(Task) Going through the material below, please gather all lines with the word "cadence" in them.
···
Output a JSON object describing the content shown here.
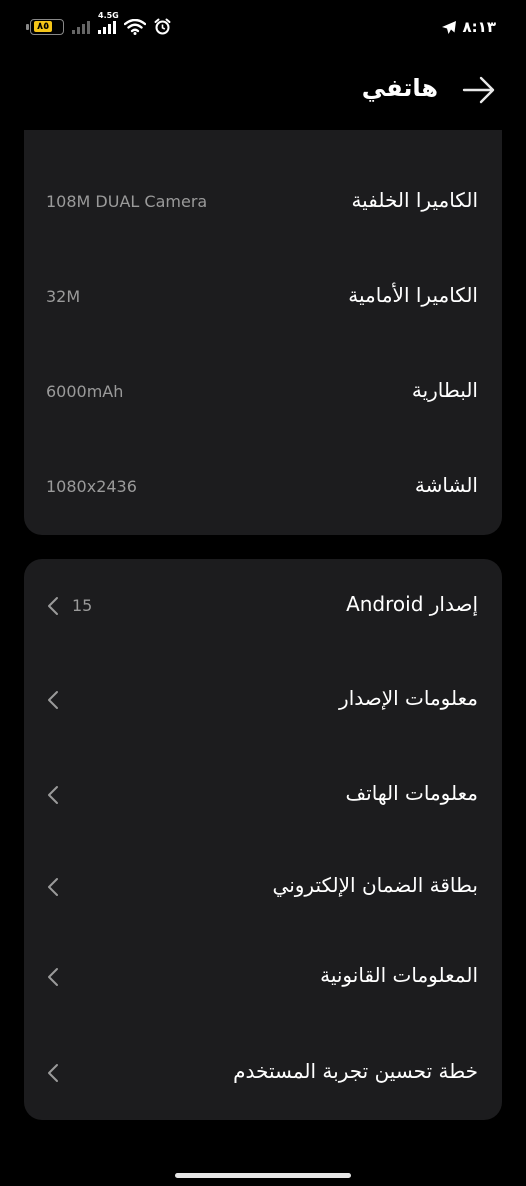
{
  "status_bar": {
    "battery_level": "٨٥",
    "network_type": "4.5G",
    "time": "٨:١٣",
    "icons": [
      "battery-icon",
      "signal-weak-icon",
      "signal-strong-icon",
      "wifi-icon",
      "alarm-icon",
      "telegram-icon"
    ]
  },
  "header": {
    "title": "هاتفي",
    "back_icon": "arrow-right-icon"
  },
  "specs": [
    {
      "label": "الكاميرا الخلفية",
      "value": "108M DUAL Camera"
    },
    {
      "label": "الكاميرا الأمامية",
      "value": "32M"
    },
    {
      "label": "البطارية",
      "value": "6000mAh"
    },
    {
      "label": "الشاشة",
      "value": "1080x2436"
    }
  ],
  "menu": [
    {
      "label": "إصدار Android",
      "value": "15"
    },
    {
      "label": "معلومات الإصدار"
    },
    {
      "label": "معلومات الهاتف"
    },
    {
      "label": "بطاقة الضمان الإلكتروني"
    },
    {
      "label": "المعلومات القانونية"
    },
    {
      "label": "خطة تحسين تجربة المستخدم"
    }
  ],
  "colors": {
    "background": "#000000",
    "card": "#1c1c1e",
    "secondary_text": "#9a9a9a",
    "battery_accent": "#f5c518"
  }
}
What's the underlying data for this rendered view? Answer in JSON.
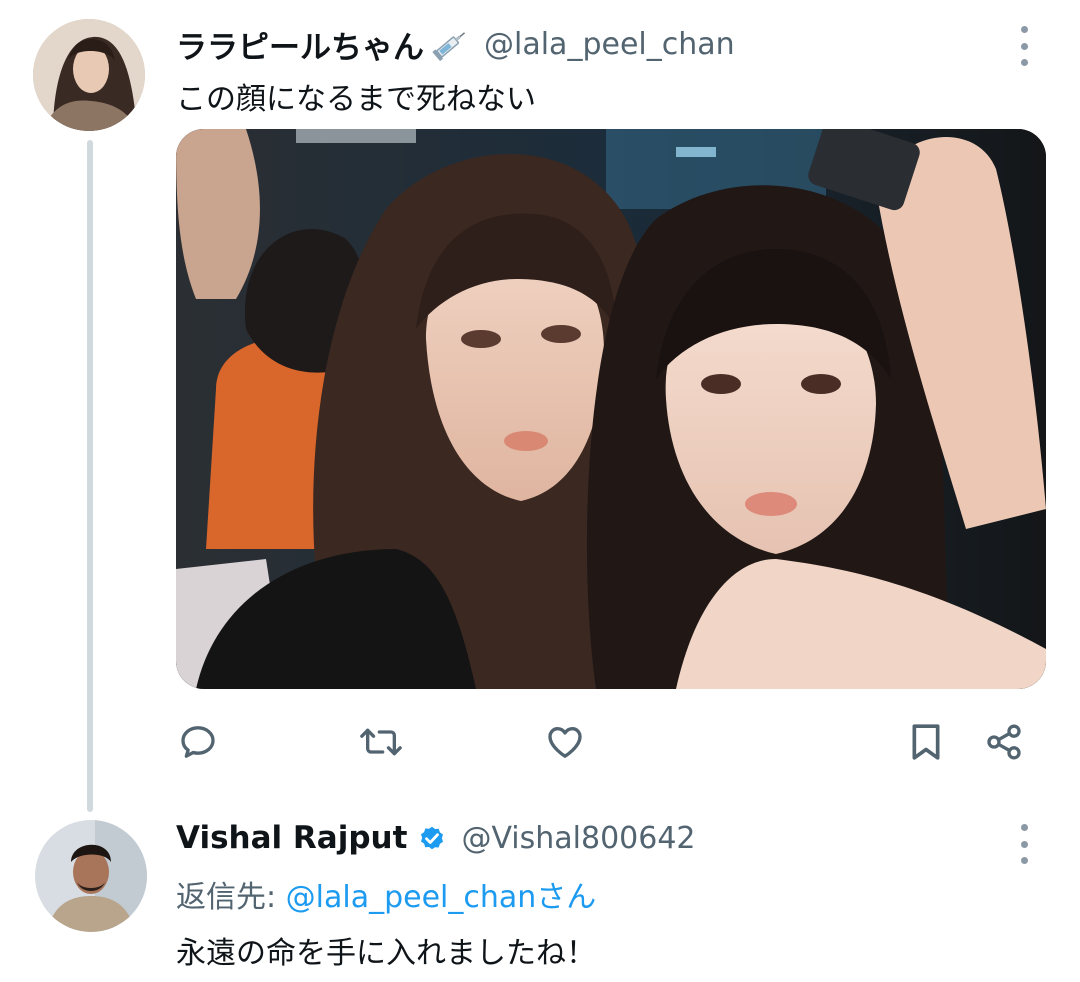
{
  "tweet": {
    "display_name": "ララピールちゃん",
    "handle": "@lala_peel_chan",
    "text": "この顔になるまで死ねない",
    "name_emoji_icon": "syringe-icon",
    "media_icon": "photo-two-women"
  },
  "actions": [
    "reply-icon",
    "retweet-icon",
    "like-icon",
    "bookmark-icon",
    "share-icon"
  ],
  "reply": {
    "display_name": "Vishal Rajput",
    "handle": "@Vishal800642",
    "verified": true,
    "reply_to_prefix": "返信先: ",
    "reply_to_mention": "@lala_peel_chanさん",
    "text": "永遠の命を手に入れましたね！"
  },
  "colors": {
    "accent": "#1d9bf0",
    "secondary_text": "#536471",
    "icon": "#536471",
    "thread_line": "#cfd9de"
  }
}
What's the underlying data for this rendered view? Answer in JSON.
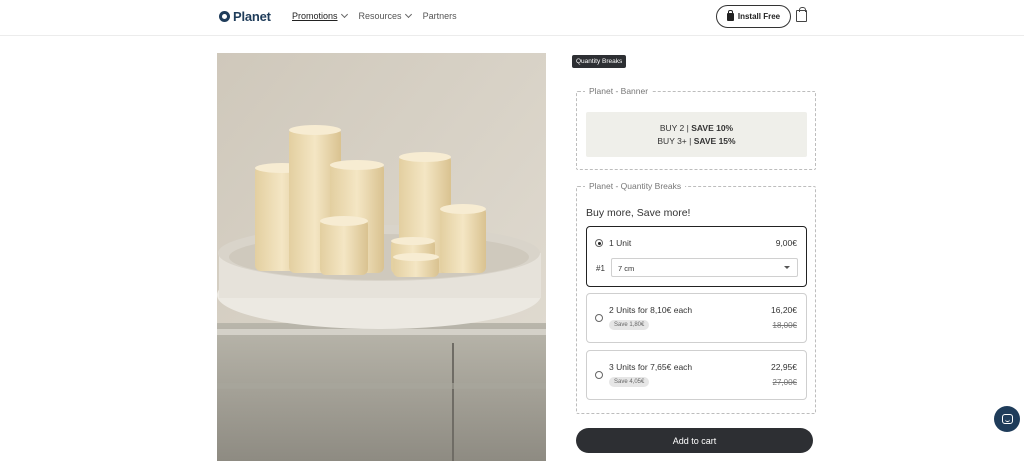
{
  "header": {
    "logo_text": "Planet",
    "nav": [
      {
        "label": "Promotions",
        "has_dropdown": true,
        "active": true
      },
      {
        "label": "Resources",
        "has_dropdown": true,
        "active": false
      },
      {
        "label": "Partners",
        "has_dropdown": false,
        "active": false
      }
    ],
    "install_label": "Install Free",
    "icons": {
      "install": "shopping-bag-icon",
      "cart": "cart-icon"
    }
  },
  "product_image": {
    "icon": "product-photo"
  },
  "quantity_breaks_tag": "Quantity Breaks",
  "banner": {
    "legend": "Planet - Banner",
    "line1_prefix": "BUY 2 | ",
    "line1_bold": "SAVE 10%",
    "line2_prefix": "BUY 3+ | ",
    "line2_bold": "SAVE 15%"
  },
  "quantity_breaks": {
    "legend": "Planet - Quantity Breaks",
    "heading": "Buy more, Save more!",
    "options": [
      {
        "title": "1 Unit",
        "price": "9,00€",
        "selected": true,
        "variant_index": "#1",
        "variant_value": "7 cm"
      },
      {
        "title": "2 Units for 8,10€ each",
        "price": "16,20€",
        "compare_price": "18,00€",
        "save_badge": "Save 1,80€",
        "selected": false
      },
      {
        "title": "3 Units for 7,65€ each",
        "price": "22,95€",
        "compare_price": "27,00€",
        "save_badge": "Save 4,05€",
        "selected": false
      }
    ]
  },
  "add_to_cart_label": "Add to cart",
  "chat": {
    "icon": "chat-icon"
  },
  "colors": {
    "brand": "#1f3c5a",
    "dark_button": "#2d2f33",
    "banner_bg": "#efefea"
  }
}
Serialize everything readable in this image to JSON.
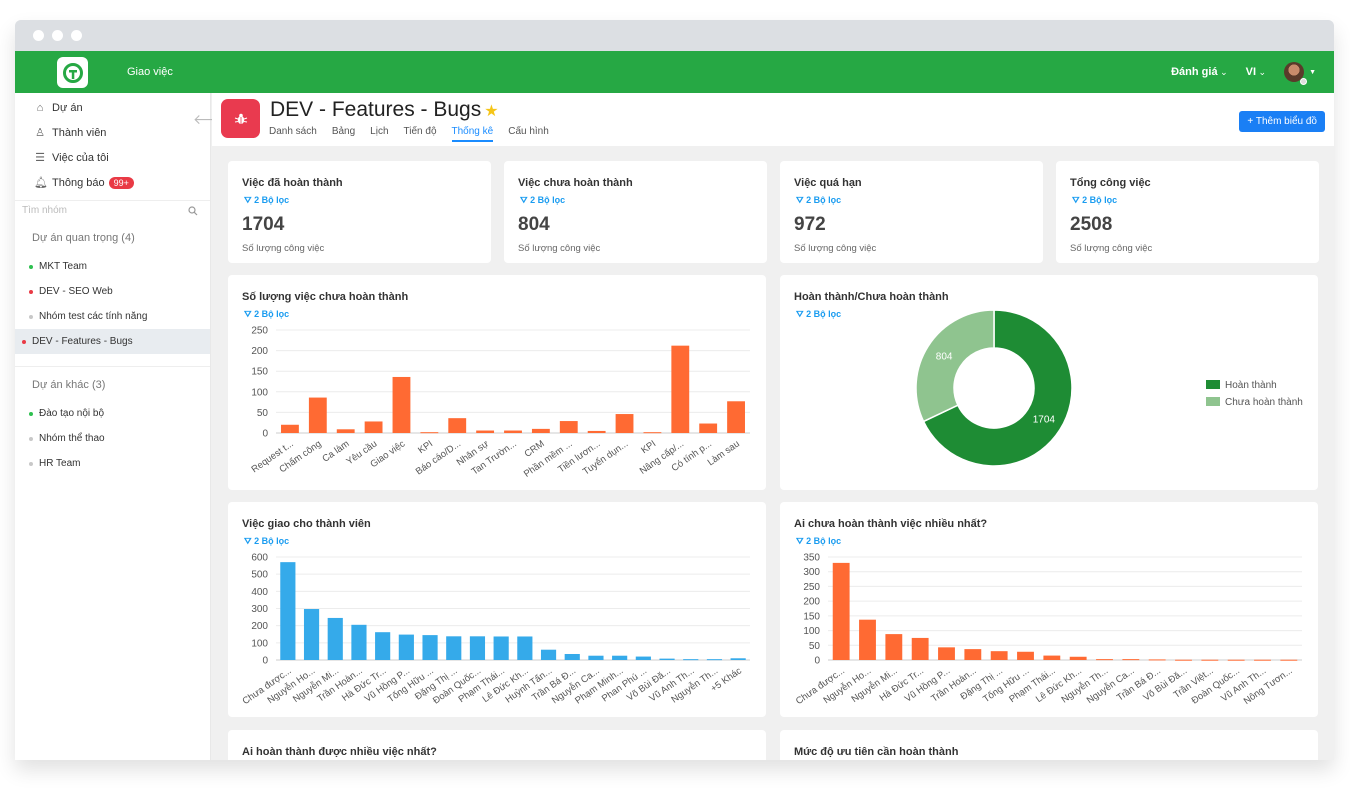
{
  "window": {
    "controls": [
      "close",
      "minimize",
      "maximize"
    ]
  },
  "topbar": {
    "logo_icon": "app-logo-icon",
    "nav_label": "Giao việc",
    "rating_label": "Đánh giá",
    "lang_label": "VI",
    "avatar_icon": "user-avatar"
  },
  "sidebar": {
    "nav": [
      {
        "label": "Dự án",
        "icon": "home-icon"
      },
      {
        "label": "Thành viên",
        "icon": "user-icon"
      },
      {
        "label": "Việc của tôi",
        "icon": "list-icon"
      },
      {
        "label": "Thông báo",
        "icon": "bell-icon",
        "badge": "99+"
      }
    ],
    "search_placeholder": "Tìm nhóm",
    "groups": [
      {
        "title": "Dự án quan trọng (4)",
        "projects": [
          {
            "name": "MKT Team",
            "color": "#2ec04f"
          },
          {
            "name": "DEV - SEO Web",
            "color": "#e93a45"
          },
          {
            "name": "Nhóm test các tính năng",
            "color": "#c8c8c8"
          },
          {
            "name": "DEV - Features - Bugs",
            "color": "#e93a45",
            "active": true
          }
        ]
      },
      {
        "title": "Dự án khác (3)",
        "projects": [
          {
            "name": "Đào tạo nội bộ",
            "color": "#2ec04f"
          },
          {
            "name": "Nhóm thể thao",
            "color": "#c8c8c8"
          },
          {
            "name": "HR Team",
            "color": "#c8c8c8"
          }
        ]
      }
    ]
  },
  "project": {
    "title": "DEV - Features - Bugs",
    "icon": "bug-icon",
    "starred": true,
    "tabs": [
      "Danh sách",
      "Bảng",
      "Lịch",
      "Tiến độ",
      "Thống kê",
      "Cấu hình"
    ],
    "active_tab": "Thống kê",
    "add_chart_label": "+ Thêm biểu đồ"
  },
  "filter_label": "2 Bộ lọc",
  "kpis": [
    {
      "title": "Việc đã hoàn thành",
      "value": "1704",
      "sub": "Số lượng công việc"
    },
    {
      "title": "Việc chưa hoàn thành",
      "value": "804",
      "sub": "Số lượng công việc"
    },
    {
      "title": "Việc quá hạn",
      "value": "972",
      "sub": "Số lượng công việc"
    },
    {
      "title": "Tổng công việc",
      "value": "2508",
      "sub": "Số lượng công việc"
    }
  ],
  "chart_data": [
    {
      "type": "bar",
      "title": "Số lượng việc chưa hoàn thành",
      "color": "#ff6a33",
      "categories": [
        "Request t...",
        "Chấm công",
        "Ca làm",
        "Yêu cầu",
        "Giao việc",
        "KPI",
        "Báo cáo/D...",
        "Nhân sự",
        "Tan Trườn...",
        "CRM",
        "Phần mềm ...",
        "Tiền lươn...",
        "Tuyển dụn...",
        "KPI",
        "Nâng cấp/...",
        "Có tính p...",
        "Làm sau"
      ],
      "values": [
        20,
        86,
        9,
        28,
        136,
        2,
        36,
        6,
        6,
        10,
        29,
        5,
        46,
        2,
        212,
        23,
        77
      ],
      "ylim": [
        0,
        250
      ],
      "yticks": [
        0,
        50,
        100,
        150,
        200,
        250
      ]
    },
    {
      "type": "pie",
      "title": "Hoàn thành/Chưa hoàn thành",
      "donut": true,
      "slices": [
        {
          "label": "Hoàn thành",
          "value": 1704,
          "color": "#1e8c34"
        },
        {
          "label": "Chưa hoàn thành",
          "value": 804,
          "color": "#8fc48f"
        }
      ],
      "legend": "right"
    },
    {
      "type": "bar",
      "title": "Việc giao cho thành viên",
      "color": "#35aaea",
      "categories": [
        "Chưa được...",
        "Nguyễn Ho...",
        "Nguyễn Mi...",
        "Trần Hoàn...",
        "Hà Đức Tr...",
        "Vũ Hồng P...",
        "Tống Hữu ...",
        "Đặng Thị ...",
        "Đoàn Quốc...",
        "Phạm Thái...",
        "Lê Đức Kh...",
        "Huỳnh Tấn...",
        "Trần Bá Đ...",
        "Nguyễn Ca...",
        "Phạm Minh...",
        "Phan Phú ...",
        "Võ Bùi Đă...",
        "Vũ Anh Th...",
        "Nguyễn Th...",
        "+5 Khác"
      ],
      "values": [
        570,
        297,
        245,
        205,
        162,
        148,
        145,
        138,
        138,
        137,
        137,
        60,
        35,
        25,
        25,
        20,
        8,
        5,
        5,
        10
      ],
      "ylim": [
        0,
        600
      ],
      "yticks": [
        0,
        100,
        200,
        300,
        400,
        500,
        600
      ]
    },
    {
      "type": "bar",
      "title": "Ai chưa hoàn thành việc nhiều nhất?",
      "color": "#ff6a33",
      "categories": [
        "Chưa được...",
        "Nguyễn Ho...",
        "Nguyễn Mi...",
        "Hà Đức Tr...",
        "Vũ Hồng P...",
        "Trần Hoàn...",
        "Đặng Thị ...",
        "Tống Hữu ...",
        "Phạm Thái...",
        "Lê Đức Kh...",
        "Nguyễn Th...",
        "Nguyễn Ca...",
        "Trần Bá Đ...",
        "Võ Bùi Đă...",
        "Trần Việt...",
        "Đoàn Quốc...",
        "Vũ Anh Th...",
        "Nông Tươn..."
      ],
      "values": [
        330,
        137,
        88,
        75,
        43,
        37,
        30,
        28,
        15,
        11,
        3,
        3,
        2,
        1,
        1,
        1,
        1,
        1
      ],
      "ylim": [
        0,
        350
      ],
      "yticks": [
        0,
        50,
        100,
        150,
        200,
        250,
        300,
        350
      ]
    }
  ],
  "bottom_cards": [
    "Ai hoàn thành được nhiều việc nhất?",
    "Mức độ ưu tiên cần hoàn thành"
  ]
}
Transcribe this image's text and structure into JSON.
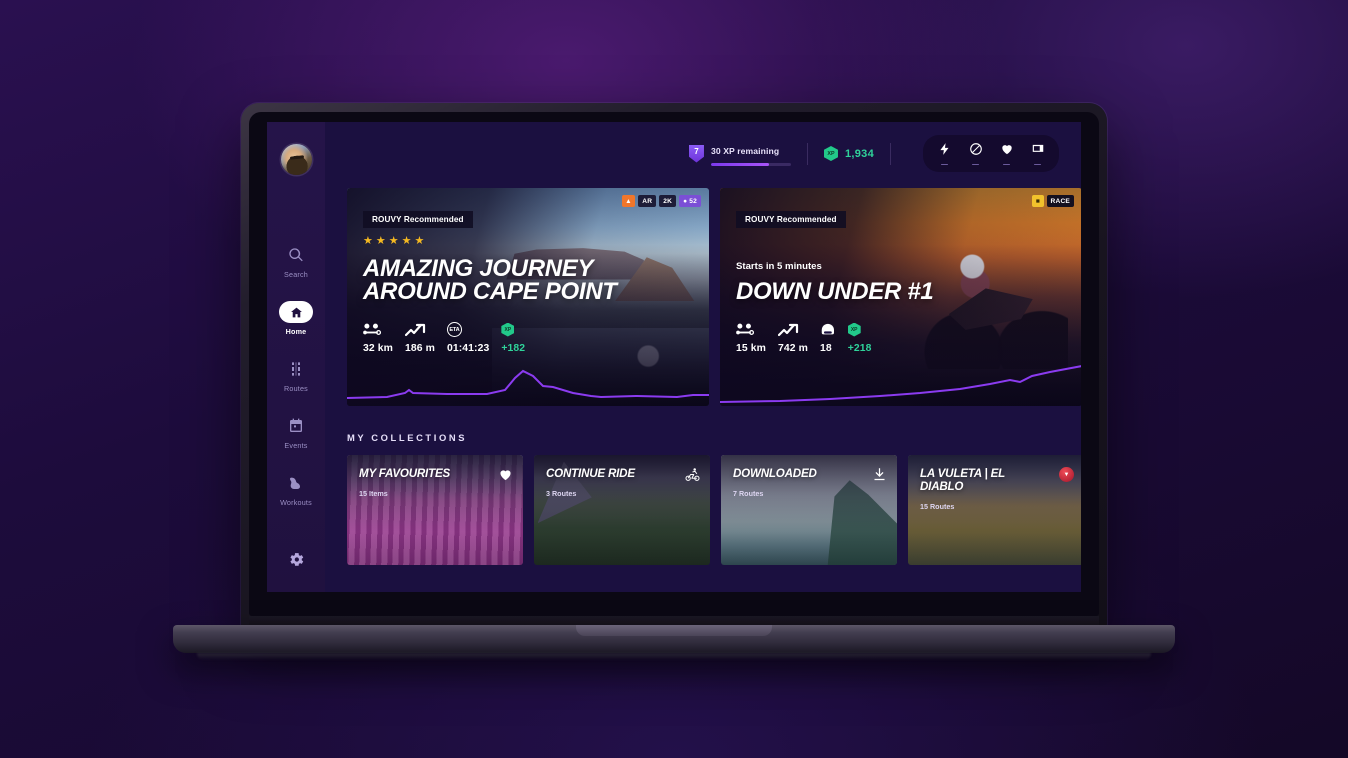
{
  "app": {
    "name": "ROUVY",
    "screen_title": "Home"
  },
  "sidebar": {
    "avatar_name": "user-avatar",
    "items": [
      {
        "label": "Search",
        "icon": "search-icon",
        "active": false
      },
      {
        "label": "Home",
        "icon": "home-icon",
        "active": true
      },
      {
        "label": "Routes",
        "icon": "road-icon",
        "active": false
      },
      {
        "label": "Events",
        "icon": "calendar-icon",
        "active": false
      },
      {
        "label": "Workouts",
        "icon": "muscle-icon",
        "active": false
      }
    ],
    "settings_label": "Settings",
    "settings_icon": "gear-icon"
  },
  "topbar": {
    "level": "7",
    "xp_remaining": "30 XP remaining",
    "xp_progress_percent": 72,
    "coin_icon_label": "XP",
    "coin_value": "1,934",
    "devices": [
      {
        "name": "power-meter",
        "icon": "bolt-icon",
        "connected": false
      },
      {
        "name": "cadence-sensor",
        "icon": "cadence-icon",
        "connected": false
      },
      {
        "name": "heart-rate-monitor",
        "icon": "heart-icon",
        "connected": false
      },
      {
        "name": "smart-trainer",
        "icon": "trainer-icon",
        "connected": false
      }
    ]
  },
  "heroes": [
    {
      "tag": "ROUVY Recommended",
      "stars": 5,
      "title_line1": "AMAZING JOURNEY",
      "title_line2": "AROUND CAPE POINT",
      "subtitle": "",
      "badges": [
        {
          "type": "fire",
          "label": "▲"
        },
        {
          "type": "dark",
          "label": "AR"
        },
        {
          "type": "dark",
          "label": "2K"
        },
        {
          "type": "purple",
          "label": "52"
        }
      ],
      "stats": [
        {
          "icon": "route-distance-icon",
          "value": "32 km"
        },
        {
          "icon": "elevation-icon",
          "value": "186 m"
        },
        {
          "icon": "eta-icon",
          "value": "01:41:23"
        },
        {
          "icon": "xp-icon",
          "value": "+182",
          "accent": true
        }
      ]
    },
    {
      "tag": "ROUVY Recommended",
      "stars": 0,
      "title_line1": "DOWN UNDER #1",
      "title_line2": "",
      "subtitle": "Starts in 5 minutes",
      "badges": [
        {
          "type": "trophy",
          "label": "■"
        },
        {
          "type": "race",
          "label": "RACE"
        }
      ],
      "stats": [
        {
          "icon": "route-distance-icon",
          "value": "15 km"
        },
        {
          "icon": "elevation-icon",
          "value": "742 m"
        },
        {
          "icon": "riders-icon",
          "value": "18"
        },
        {
          "icon": "xp-icon",
          "value": "+218",
          "accent": true
        }
      ]
    }
  ],
  "collections_section": {
    "title": "MY COLLECTIONS",
    "items": [
      {
        "title": "MY FAVOURITES",
        "subtitle": "15 Items",
        "icon": "heart-icon"
      },
      {
        "title": "CONTINUE RIDE",
        "subtitle": "3 Routes",
        "icon": "cyclist-icon"
      },
      {
        "title": "DOWNLOADED",
        "subtitle": "7 Routes",
        "icon": "download-icon"
      },
      {
        "title": "LA VULETA |  EL",
        "title2": "DIABLO",
        "subtitle": "15 Routes",
        "icon": "vuelta-badge-icon"
      }
    ]
  },
  "colors": {
    "accent_purple": "#7c3aed",
    "accent_green": "#2fd39a",
    "app_bg": "#1b1040",
    "sidebar_bg": "#20113f",
    "badge_orange": "#f0762a",
    "badge_yellow": "#f2c22c",
    "star_gold": "#f5b921"
  }
}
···
(Problem solution)
        "name": "cadence-sensor",
        "icon": "cadence-icon",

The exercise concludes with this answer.